I'm shooting here again with the Canon 5D…Mark II, and the 100 millimeter F.28 macro lens.…This macro lens allows me to get really, really close to…my subject, and if I want, a super shallow depth of field.…Now today, I'm going to shoot it at about…F6.3, so, pretty moderate amount of depth of field.…But remember with macro, even with an aperture like F6.3 when…you get really close, your depth of field is still pretty narrow.…
In this course, photographer and educator Joseph Linaschke provides an introduction to the worlds of macro and close-up photography. After an overview of the gear you'll want for macro work, the course explores some subjects you may want to capture, from flowers to bugs, to pets. The course also explores tools and techniques for shooting macros and close-ups using an iPhone.
- Shooting close-up shots of flowers and pets
- Exploring textures as subjects
- Shooting indoors, in a miniature studio

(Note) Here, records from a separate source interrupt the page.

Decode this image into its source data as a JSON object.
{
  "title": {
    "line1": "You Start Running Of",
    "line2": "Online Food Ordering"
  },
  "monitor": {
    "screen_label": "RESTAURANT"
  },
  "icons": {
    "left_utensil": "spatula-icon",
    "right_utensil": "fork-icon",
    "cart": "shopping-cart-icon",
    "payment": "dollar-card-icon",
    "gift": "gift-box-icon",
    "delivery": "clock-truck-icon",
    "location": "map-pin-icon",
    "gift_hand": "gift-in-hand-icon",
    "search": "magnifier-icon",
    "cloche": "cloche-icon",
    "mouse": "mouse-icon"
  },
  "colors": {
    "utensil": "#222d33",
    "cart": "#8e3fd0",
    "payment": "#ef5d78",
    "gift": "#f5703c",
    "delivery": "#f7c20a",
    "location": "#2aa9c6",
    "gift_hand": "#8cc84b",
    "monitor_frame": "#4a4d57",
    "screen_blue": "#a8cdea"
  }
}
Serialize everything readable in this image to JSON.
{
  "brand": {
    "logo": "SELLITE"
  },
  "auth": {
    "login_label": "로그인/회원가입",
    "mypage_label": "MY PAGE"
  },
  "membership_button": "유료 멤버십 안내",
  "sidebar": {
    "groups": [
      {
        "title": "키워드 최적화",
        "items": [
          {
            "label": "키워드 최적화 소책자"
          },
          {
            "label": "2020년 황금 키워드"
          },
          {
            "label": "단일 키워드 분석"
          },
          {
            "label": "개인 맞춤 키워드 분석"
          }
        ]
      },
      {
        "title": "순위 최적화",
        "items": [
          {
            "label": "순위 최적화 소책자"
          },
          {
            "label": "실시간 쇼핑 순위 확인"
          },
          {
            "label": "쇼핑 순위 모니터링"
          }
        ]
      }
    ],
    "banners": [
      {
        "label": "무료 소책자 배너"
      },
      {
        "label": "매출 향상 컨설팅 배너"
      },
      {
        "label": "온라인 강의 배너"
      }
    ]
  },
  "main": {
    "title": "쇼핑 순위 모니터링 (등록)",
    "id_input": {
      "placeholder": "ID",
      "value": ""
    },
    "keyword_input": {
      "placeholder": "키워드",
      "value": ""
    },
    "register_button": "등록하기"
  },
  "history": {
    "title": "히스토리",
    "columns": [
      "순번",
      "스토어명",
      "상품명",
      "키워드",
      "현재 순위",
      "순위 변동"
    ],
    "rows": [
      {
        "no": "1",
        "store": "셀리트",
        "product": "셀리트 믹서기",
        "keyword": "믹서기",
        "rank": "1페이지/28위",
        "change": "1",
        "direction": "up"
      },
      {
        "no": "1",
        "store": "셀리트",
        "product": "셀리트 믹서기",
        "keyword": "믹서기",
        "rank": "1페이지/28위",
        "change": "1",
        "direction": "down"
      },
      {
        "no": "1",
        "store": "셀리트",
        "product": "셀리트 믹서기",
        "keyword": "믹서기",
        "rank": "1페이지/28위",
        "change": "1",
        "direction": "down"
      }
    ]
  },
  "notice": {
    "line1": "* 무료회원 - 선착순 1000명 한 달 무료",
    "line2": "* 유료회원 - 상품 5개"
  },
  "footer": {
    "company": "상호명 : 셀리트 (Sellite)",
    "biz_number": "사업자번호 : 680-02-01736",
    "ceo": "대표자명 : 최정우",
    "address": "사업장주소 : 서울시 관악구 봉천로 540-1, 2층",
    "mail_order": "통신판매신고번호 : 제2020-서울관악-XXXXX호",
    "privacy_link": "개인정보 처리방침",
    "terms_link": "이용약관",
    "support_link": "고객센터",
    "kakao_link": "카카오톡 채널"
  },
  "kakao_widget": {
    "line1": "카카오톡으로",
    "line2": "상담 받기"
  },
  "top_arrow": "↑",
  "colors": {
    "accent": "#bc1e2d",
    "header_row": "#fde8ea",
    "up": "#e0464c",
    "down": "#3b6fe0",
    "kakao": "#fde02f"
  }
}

- Shooting macros with the iPhone
- Using high-speed sync to get light in a macro shot